3D Land is great, but it isn't perfect. Compared to the fluffy, nostalgic warmth of the Tanooki suit and its twin, the Statue Leaf, both the Boomerang Flower and the Propeller Box feel like missed opportunities, the former making for a slightly fussier take on the Fire Flower, even if it is good for capturing distant trinkets, just as the latter remains firmly under the shadow of New Super Mario's various whirligigs.
Seasoned players, meanwhile, will get through the first half of the game a touch too quickly, finding much to enjoy but little to truly challenge them. It can feel, for a few hours at least, like a very slight disappointment.
Is 3D Land too easy for too long, then? That's an impossible question to answer, really, because most of us are Mario experts by this point, capable of being summoned to Whitehall at a moment's notice to brief the coalition government on oddities like the Goomba Boot and the difference between successfully dispatching a Piranha Plant and a Chain Chomp. (The former you hit on the head, the latter you hit on the tether, obv.) If you've been playing Mario since 1985, yes, you're going to get through a lot of this at speed and with little sweat. If you're an eight-year-old, however, lucky enough for this to be your introduction to the series, there's going to be plenty for you to master in this rich and complex world.
Even for the experts, some of the game's later stages are gleefully malevolent and filled with the odd standout shocker. That's the truly astonishing thing about Mario, when you get down to it. Despite the in-jokes and the endless self-referencing, despite the cameo appearances and the antic reinvention of old ideas, in some central way, each Mario game feels like the first.

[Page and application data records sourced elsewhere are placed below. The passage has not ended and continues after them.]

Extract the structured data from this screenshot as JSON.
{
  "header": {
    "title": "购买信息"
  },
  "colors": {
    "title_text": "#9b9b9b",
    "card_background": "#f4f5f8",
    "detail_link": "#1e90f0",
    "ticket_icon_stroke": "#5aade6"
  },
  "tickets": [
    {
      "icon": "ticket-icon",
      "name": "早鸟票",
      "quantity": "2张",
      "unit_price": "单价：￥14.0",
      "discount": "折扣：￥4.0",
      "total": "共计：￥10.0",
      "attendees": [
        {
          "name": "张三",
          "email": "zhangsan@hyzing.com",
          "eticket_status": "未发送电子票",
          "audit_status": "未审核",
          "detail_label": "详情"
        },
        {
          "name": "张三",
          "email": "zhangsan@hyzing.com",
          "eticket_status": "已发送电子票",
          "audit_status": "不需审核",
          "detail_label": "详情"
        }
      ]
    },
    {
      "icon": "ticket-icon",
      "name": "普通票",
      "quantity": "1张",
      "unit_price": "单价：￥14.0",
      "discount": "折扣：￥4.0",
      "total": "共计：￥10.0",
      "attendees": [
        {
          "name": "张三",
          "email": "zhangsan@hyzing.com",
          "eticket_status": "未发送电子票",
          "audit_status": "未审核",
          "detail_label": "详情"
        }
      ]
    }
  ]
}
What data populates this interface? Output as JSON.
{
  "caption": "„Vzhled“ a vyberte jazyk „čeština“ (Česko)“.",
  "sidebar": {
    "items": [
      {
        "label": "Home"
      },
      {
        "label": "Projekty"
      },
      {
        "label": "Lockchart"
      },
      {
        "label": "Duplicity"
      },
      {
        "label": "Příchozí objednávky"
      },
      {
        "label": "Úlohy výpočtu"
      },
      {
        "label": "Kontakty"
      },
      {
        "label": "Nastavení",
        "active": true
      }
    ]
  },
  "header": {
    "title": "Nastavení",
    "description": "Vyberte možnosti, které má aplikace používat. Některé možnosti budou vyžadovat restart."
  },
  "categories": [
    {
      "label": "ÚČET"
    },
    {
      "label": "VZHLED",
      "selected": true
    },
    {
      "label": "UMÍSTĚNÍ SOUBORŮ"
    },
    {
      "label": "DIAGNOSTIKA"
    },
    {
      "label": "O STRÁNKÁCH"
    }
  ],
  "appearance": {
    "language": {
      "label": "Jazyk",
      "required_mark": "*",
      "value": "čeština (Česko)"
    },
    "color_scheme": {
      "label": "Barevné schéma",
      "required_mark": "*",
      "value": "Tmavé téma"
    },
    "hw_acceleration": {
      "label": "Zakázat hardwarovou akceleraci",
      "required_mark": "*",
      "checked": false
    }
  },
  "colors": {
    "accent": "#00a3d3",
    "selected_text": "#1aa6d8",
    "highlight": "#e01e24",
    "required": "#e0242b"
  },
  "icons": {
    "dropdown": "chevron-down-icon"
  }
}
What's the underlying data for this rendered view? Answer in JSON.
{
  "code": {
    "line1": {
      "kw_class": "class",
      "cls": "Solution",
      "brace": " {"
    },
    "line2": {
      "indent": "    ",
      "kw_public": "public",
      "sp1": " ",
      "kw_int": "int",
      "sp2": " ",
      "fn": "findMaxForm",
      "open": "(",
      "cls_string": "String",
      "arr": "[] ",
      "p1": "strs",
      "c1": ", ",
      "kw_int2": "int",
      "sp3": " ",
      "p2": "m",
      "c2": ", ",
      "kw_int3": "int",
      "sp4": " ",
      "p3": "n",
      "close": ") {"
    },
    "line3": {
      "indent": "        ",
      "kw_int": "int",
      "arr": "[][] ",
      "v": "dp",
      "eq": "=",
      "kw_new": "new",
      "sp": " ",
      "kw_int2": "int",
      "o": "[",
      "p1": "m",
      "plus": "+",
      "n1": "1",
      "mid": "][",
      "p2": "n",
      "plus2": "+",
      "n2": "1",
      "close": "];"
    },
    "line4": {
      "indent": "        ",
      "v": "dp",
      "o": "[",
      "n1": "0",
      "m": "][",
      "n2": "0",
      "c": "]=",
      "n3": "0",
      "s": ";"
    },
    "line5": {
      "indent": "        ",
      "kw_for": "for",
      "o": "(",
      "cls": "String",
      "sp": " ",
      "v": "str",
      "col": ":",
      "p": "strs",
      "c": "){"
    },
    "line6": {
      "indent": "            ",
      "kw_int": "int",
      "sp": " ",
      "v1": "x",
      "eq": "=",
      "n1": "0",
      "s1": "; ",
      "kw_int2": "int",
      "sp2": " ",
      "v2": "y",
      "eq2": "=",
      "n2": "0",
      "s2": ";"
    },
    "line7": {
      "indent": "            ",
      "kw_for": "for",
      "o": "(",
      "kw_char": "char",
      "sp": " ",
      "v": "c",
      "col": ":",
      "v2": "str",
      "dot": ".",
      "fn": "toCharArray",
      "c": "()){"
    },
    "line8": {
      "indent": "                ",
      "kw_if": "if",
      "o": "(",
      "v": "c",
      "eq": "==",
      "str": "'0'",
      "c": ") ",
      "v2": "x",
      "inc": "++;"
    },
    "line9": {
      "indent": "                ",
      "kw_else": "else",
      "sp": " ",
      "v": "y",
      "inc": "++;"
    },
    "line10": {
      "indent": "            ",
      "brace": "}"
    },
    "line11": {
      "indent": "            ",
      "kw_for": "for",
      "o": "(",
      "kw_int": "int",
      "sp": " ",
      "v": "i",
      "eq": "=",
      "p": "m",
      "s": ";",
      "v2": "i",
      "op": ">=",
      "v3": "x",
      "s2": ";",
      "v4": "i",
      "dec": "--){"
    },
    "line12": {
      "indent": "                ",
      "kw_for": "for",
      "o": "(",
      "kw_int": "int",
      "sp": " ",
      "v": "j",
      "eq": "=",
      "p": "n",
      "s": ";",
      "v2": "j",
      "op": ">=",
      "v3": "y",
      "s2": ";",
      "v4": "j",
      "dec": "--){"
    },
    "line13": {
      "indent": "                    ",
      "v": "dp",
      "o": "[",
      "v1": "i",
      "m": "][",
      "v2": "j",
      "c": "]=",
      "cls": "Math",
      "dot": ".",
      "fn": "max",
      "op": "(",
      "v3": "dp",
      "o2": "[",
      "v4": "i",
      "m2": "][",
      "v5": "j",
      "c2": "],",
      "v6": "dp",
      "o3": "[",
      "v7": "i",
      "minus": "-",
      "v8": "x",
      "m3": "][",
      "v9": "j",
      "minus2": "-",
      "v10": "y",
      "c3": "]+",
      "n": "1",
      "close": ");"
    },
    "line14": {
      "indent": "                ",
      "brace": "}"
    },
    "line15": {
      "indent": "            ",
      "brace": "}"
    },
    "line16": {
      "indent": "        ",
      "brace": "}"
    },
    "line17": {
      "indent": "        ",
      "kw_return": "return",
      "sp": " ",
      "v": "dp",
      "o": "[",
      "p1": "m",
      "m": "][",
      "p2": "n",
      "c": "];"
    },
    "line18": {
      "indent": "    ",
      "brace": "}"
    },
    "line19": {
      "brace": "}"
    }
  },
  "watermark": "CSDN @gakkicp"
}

Each presents itself like the work of a brilliant young team getting every idea it can think of onto the screen, and refusing to rely on any kind of cheap crutch. Can you imagine a QTE boss fight slapped on top of a core Mario game? Can you imagine an XP system stuck through the middle to make it last a little longer?
You could wish for 3D Land to be a little more challenging in places, then, but you couldn't wish for it to be any denser, any more imaginative, or any more daring. Most importantly, you couldn't wish for it to be any more playful.